Introduction and summary
This report uses the definition of child care deserts established in CAP’s 2017 report, “Mapping America’s Child Care Deserts,” such that a ratio of more than three young children for every licensed child care slot constitutes a child care desert. This definition is derived from U.S. Census Bureau findings showing that approximately one-third of young children are regularly in the care of someone who is not a relative.When the number of licensed child care slots is insufficient to reach at least one-third of young children under age 5, the likelihood that parents face difficulty finding child care increases. This could affect employment decisions or force families to turn to unlicensed options.
Many parents face the difficult task of finding child care that is convenient to work or home and does not break the bank. This study builds on researchers’ understanding of why the child care search often involves stress, waiting lists, high costs, and compromises. Understanding the supply of child care is only one piece of solving the U.S. child care crisis: In addition to geographic proximity, families consider cost, availability of child care assistance, operating schedule, facilities, and preferred characteristics of the potential caregiver. Yet, while geographic proximity is not the only factor in the accessibility of licensed child care, the absence of licensed child care in a community often means it is not an accessible option for parents. Shedding light on who lives near licensed child care can serve as a catalyst for a broader conversation about making affordable, quality child care a reality for all families.

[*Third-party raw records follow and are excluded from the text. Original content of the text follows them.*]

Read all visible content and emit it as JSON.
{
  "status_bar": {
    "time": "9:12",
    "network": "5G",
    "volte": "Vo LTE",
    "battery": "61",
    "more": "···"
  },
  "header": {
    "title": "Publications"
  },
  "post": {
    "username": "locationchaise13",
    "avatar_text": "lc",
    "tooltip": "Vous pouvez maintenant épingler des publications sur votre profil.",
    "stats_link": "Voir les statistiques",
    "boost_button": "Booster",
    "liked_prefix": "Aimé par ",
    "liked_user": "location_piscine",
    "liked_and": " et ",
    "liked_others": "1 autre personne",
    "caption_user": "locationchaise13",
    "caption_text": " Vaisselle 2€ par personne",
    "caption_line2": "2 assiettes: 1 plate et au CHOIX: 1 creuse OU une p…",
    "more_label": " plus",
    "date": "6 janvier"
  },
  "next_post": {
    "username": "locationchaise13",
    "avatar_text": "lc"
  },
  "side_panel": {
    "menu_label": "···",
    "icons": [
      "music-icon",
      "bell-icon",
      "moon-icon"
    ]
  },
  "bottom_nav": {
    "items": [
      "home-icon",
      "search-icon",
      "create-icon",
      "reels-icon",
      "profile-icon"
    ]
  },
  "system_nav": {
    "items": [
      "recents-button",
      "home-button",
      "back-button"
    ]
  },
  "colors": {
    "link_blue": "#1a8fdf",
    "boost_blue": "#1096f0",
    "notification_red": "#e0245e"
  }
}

After detailing the CAP analysis, this report considers how to address the issue of child care supply without compromising children’s safety, as well as how to address the child care needs of underserved groups such as families with infants and toddlers, families with people with disabilities, immigrant families, and parents that work nontraditional hours. The report also recommends policy solutions to address access to high-quality child care options. Unfortunately, conversations about child care supply sometimes question whether safety regulations should be relaxed to lower costs and encourage more providers to enter the market. This would be a misguided approach to solving the problem; no parent wants their child in a facility that has not undergone proper inspection or in a setting with too many children present for adults to safely provide care. Instead, policymakers and advocates should identify ways to build the supply of high-quality options from which parents can choose by expanding public investment in child care and intentionally building supply across all settings.